The backgrounds are those Pagliai knows from her childhood or are linked to the people she recognizes as close to her. Although she is very careful to capture the moment, she often also approaches past and the present, myth and reminiscence, the dimensions of memory and anecdote.
Pagliai questions the language of young souls, whether explicit and irreverent as in ISABELLA MORRA (2015), silent like the gestures and the forest in ORFEO (2017), or in a combination of audacity and shamefulness in TENDRE (2020). She recognizes its rhymes and weaves words and murmurs into the sounds of the space that envelops the characters.
Often concentrated on capturing the sensitivity of the moment and the small changes in the spirit through expressions, Pagliai’s camera records time through variations in light, the movement produced by the wind and shadows. The space around the characters, be it the suburban space of her first short film or the wide natural spaces of the last two works is an environment in motion, a living and connected atmosphere. It is the same sensitive camera that can be recognized in the works of Damien Manivel and Maureen Fazendeiro, for whom she worked as director of photography.
The narrative follows the path the camera suggests: it does not pursue a linearity but proceeds by paying attention to small revelations, the sparks produced by different expressions, to changes of light and spirit, to the secret revelations of the atmosphere that surrounds the characters. It is not interested in revealing the mystery, but rather contemplating it and listening to it so as to celebrate its poetry.

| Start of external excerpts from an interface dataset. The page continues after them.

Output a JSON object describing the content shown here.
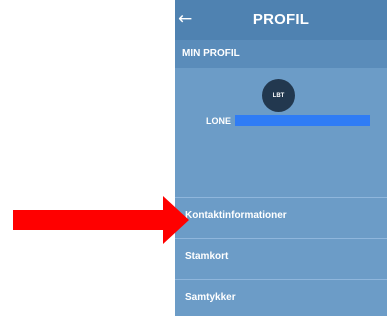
{
  "header": {
    "back_icon": "←",
    "title": "PROFIL"
  },
  "section": {
    "title": "MIN PROFIL"
  },
  "profile": {
    "initials": "LBT",
    "name": "LONE"
  },
  "menu": {
    "items": [
      {
        "label": "Kontaktinformationer"
      },
      {
        "label": "Stamkort"
      },
      {
        "label": "Samtykker"
      }
    ]
  },
  "colors": {
    "appbar": "#4f82b1",
    "section_band": "#5a8cba",
    "background": "#6c9cc7",
    "avatar": "#22384f",
    "redaction": "#2f7cf5",
    "annotation_arrow": "#ff0000"
  }
}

The Viennale is proud to celebrate a young talent so sensitive to the time of childhood and its complex humanity. (Patrick Holzapfel)
In the presence of Isabel Pagliai.